## Description of the task:
Write the entries below out again in full. Match every character.

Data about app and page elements
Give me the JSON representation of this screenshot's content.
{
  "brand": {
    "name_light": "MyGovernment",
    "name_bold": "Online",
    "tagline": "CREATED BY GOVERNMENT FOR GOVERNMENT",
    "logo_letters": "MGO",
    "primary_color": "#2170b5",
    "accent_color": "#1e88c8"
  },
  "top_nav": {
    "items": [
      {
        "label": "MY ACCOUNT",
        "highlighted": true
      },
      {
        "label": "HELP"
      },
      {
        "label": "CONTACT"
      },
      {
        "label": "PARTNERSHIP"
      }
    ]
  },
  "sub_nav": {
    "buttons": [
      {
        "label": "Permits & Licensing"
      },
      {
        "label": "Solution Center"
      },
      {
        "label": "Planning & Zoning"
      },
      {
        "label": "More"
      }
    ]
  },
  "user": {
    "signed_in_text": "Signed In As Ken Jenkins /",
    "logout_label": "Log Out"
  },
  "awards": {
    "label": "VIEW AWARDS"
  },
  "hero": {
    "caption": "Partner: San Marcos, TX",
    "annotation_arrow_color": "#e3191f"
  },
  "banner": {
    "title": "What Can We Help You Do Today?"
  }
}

## The answer:
Give me the JSON representation of this screenshot's content.
{
  "brand": {
    "name_light": "MyGovernment",
    "name_bold": "Online",
    "tagline": "CREATED BY GOVERNMENT FOR GOVERNMENT",
    "logo_letters": "MGO",
    "primary_color": "#2170b5",
    "accent_color": "#1e88c8"
  },
  "top_nav": {
    "items": [
      {
        "label": "MY ACCOUNT",
        "highlighted": true
      },
      {
        "label": "HELP"
      },
      {
        "label": "CONTACT"
      },
      {
        "label": "PARTNERSHIP"
      }
    ]
  },
  "sub_nav": {
    "buttons": [
      {
        "label": "Permits & Licensing"
      },
      {
        "label": "Solution Center"
      },
      {
        "label": "Planning & Zoning"
      },
      {
        "label": "More"
      }
    ]
  },
  "user": {
    "signed_in_text": "Signed In As Ken Jenkins /",
    "logout_label": "Log Out"
  },
  "awards": {
    "label": "VIEW AWARDS"
  },
  "hero": {
    "caption": "Partner: San Marcos, TX",
    "annotation_arrow_color": "#e3191f"
  },
  "banner": {
    "title": "What Can We Help You Do Today?"
  }
}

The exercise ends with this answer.